Aladdin blushed, “not exactly.”
“Look, kid, you are or you aren’t. Which is it?”
The boy shook his head.
“Well, there are things I just can’t do for minors. Didn’t you read the fine print on the lamp?”
The boy’s blank face gave the answer.
“Can’t really blame you, it takes a microscope to make it out. Briefly, the lamp and its magic are not responsible for any damage you may cause. You may not sue us and any tax liabilities created by your wishes are your responsibility and yours alone. There are no refunds or exchanges after your wishes expire. Do you agree to these conditions?”

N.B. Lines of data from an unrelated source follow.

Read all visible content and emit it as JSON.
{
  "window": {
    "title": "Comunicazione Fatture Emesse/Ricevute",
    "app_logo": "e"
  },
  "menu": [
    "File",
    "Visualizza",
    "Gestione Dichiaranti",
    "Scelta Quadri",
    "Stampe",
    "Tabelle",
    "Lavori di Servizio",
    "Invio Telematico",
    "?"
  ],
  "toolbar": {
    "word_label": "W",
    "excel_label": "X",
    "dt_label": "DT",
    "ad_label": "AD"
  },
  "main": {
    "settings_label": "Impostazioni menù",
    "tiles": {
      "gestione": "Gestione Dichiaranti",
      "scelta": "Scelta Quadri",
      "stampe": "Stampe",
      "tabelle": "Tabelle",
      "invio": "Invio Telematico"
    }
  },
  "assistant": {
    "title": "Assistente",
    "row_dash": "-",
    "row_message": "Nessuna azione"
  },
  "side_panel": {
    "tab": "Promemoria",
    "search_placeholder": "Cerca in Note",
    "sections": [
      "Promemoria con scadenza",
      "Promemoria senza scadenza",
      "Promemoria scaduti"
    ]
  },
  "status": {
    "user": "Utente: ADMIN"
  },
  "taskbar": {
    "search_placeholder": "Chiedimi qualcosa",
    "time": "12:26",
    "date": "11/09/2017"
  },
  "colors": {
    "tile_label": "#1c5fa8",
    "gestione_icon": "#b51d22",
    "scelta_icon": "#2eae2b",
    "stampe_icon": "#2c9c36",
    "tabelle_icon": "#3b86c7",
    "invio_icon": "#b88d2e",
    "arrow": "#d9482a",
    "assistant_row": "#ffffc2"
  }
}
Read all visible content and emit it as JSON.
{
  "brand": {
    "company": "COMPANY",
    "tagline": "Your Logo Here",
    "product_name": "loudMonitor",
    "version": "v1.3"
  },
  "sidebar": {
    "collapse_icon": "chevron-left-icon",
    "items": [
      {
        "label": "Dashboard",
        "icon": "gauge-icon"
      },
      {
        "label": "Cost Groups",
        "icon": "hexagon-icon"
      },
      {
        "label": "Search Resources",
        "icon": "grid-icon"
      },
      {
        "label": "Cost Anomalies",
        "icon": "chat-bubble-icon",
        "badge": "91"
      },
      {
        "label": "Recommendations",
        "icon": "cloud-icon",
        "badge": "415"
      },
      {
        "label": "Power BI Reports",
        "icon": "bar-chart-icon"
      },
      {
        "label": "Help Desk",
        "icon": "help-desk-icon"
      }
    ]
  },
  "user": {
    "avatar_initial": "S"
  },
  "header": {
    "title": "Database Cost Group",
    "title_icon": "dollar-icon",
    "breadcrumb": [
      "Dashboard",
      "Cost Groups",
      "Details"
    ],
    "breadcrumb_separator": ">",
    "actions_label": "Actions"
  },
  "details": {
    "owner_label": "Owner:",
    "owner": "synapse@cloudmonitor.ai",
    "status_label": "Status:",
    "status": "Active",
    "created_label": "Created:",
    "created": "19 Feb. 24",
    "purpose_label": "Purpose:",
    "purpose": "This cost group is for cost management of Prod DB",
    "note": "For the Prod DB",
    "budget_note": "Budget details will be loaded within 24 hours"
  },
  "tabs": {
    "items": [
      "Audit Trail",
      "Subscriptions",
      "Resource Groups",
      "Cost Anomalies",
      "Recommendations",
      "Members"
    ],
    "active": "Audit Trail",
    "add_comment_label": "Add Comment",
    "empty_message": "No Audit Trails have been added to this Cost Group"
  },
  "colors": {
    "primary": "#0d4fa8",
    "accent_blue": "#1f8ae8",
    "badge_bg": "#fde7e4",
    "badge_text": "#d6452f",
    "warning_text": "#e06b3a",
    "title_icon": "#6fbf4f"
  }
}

Aladdin slowly nodded his head.
“Great, now let’s get to it, I’d really like to get back to sleep and find out what’s going to happen with that prince.”
“Well,” the boy said, scratching his chin, “My mom would like a new house.”
Shazaam! Suddenly Aladdin found himself standing in the plush living area of a grand house with a large pool outside surrounded by lush gardens.
“Wow!” exclaimed the boy in amazement.
“You think she’ll like it?” questioned the genie, I modeled it after the latest cover home on architectural Digest. I hope she’s fond of pink.”
Aladdin noticed all the walls were covered in pink velvet. He wondered whose house had been on that magazine cover.
“Okay, let’s keep moving,” urged the genie, “ what’s wish number two?”
The boy looked down at his ragged clothes, “perhaps some new…”
Shazaam! Aladdin found himself standing in a huge bedroom, looking into a walk in closet filled with new clothes of all colors and types, including one wall entirely covered with shoes. He gaped at the impressively clad young man standing before him in the full length mirror. Slowly turning, he touched the sparkling diamond in the center of his silver turban, then ran his finger over the gold embroidery on his tunic. Not bad, he thought, not bad at all.
“You like it! Of course you do, it’s all the latest fashion from Paris, although most of it was made in Bangladesh. Sorry about the slippers, we’ve been having supply chain problems in Magic Land.”
Aladdin looked down at his gleaming golden slippers. They were at least size sixteen. He wore size eight.
“Better too big than too small,” noted the genie, “now, what’s it going to be for wish number three?”
Suddenly sure of himself, Aladdin looked at the genie and said, “true love.”
Shazaam! Aladdin found himself outside, standing next to the pool looking out across its sparkling azure blue water to the spectacular view of distant mountains.
But, thought Aladdin, true love, where was she?
“Turn around, kid, you’re facing the wrong way.”
Aladdin turned and was hit full on by a leaping Labrador retriever. The collision carried man and beast into the pool. Even half immersed, the dog still managed to joyfully lick Aladdin’s face in spite of the turban which mostly covered it.
“No truer love than a dog for its master, kid. Her name is Scheherazade,” added the genie as she slipped back into the lamp, “gotta be going, all the best!”
Moral: You don’t always get what you want, but you always get what you need.